Successful projects start with accurate schedules. As project managers, you are expected to know how long it will take to complete a project. Regardless of whether you’ve carried out a similar project before, it will likely be overwhelming to assign time at the milestone level. However, if you break each milestone down into individual activities or tasks, it will be much easier to assign a realistic time to the activity.
When creating a schedule, one of the first things a project manager must realize is that projects are not carried out in isolation. Bad things can happen to good projects. That said, you should anticipate problems and obstacles and factor in buffer time for the instances where the project could be derailed. Project tasks are more commonly underestimated than overestimated, so adding a reasonable amount of time to a specific activity or milestone is acceptable.
There are no set rules or procedures for estimating activity durations. Estimating is not a science, but rather an educated guess. You might be asked for a ball-park timeline, a high level budget plan timeline, or a firm project schedule. Regardless of the use or formality of the estimate, the nine tips listed below will help you increase your estimating ability today.
1. Document Assumptions and Factors
Document all assumptions and factors that went into creating the estimate. This will allow anyone who views the estimate to be aware of how the number was reached and provides a baseline for the estimate.
2. Add Time for Requirements Gathering
If the project is large, complex, or completely new, ensure you estimate ample time up front for requirements gathering and the estimating process. If there are no experts whom you can ask for help, you will be stuck figuring it out on your own, so allow enough time to work through these initial stages.
3. Set-up Contingency Plans
Set-up contingency plans for critical path items, unanticipated events, and risk. The more you know about potential risks that can affect critical path items, the better. This will help you manage your timelines and estimates upfront.

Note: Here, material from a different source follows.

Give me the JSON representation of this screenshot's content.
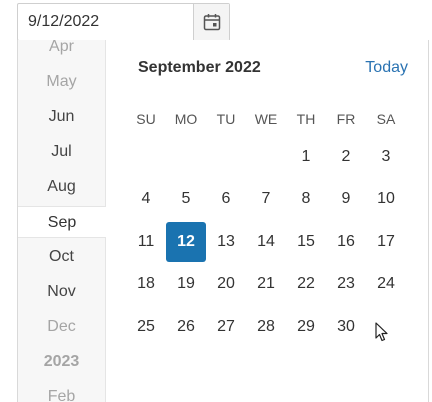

4. Involve Other People/Resources
Involve as many people as you can in estimating activity durations. Between you, experts, and your resource team, everyone should be happy with and agree upon the time it takes to complete the activities. The more people involved in the estimating process, the more accurate your estimates will be.
5. Avoid Scope Creep
Create an activity list from the work breakdown structure (WBS) and follow it. Once the WBS is complete, and the project is disaggregated into manageable chunks, you can create an activity list that describes each of the tasks that need to be completed during the project. The activity list should include all of the required activities, assumptions, restrictions for each activity, along with the assigned resource. The WBS activity list encompasses the scope of your project and will ensure all tasks are included on the project schedule.
6. Ensure You are Comfortable with the Estimate Provided by Resources
Be aware that people often underestimate activity durations. Underestimation isn’t done intentionally; people simply tend to think it will take less time to complete their tasks than it actually does.
7. Track Actuals for Every Project
Track actual completion times for all projects and tasks. This will allow you to see how accurate your estimates are, and will prove to be an invaluable resource if a similar project arises again.
8. Be Aware of ‘That Time of the Year’
Be cognizant of the time of year during which your project will be carried out. From illnesses during back-to-school, to Christmas season, to summer vacations, there are certain times every year that will almost guarantee resources will be out of the office and unavailable. Make sure you pay attention to this and of your resource pool.
9. Add Required Training Time to Schedule
If training is a prerequisite for gaining appropriate project skills, be sure to include the time for training in your task estimate.
In conclusion, better estimates produce more accurate schedules. Schedules that will instill confidence in the project manager, the project team and that will often define whether a project will succeed or fail. Most importantly, learn from your past mistakes by estimating your way to a more reliable schedule!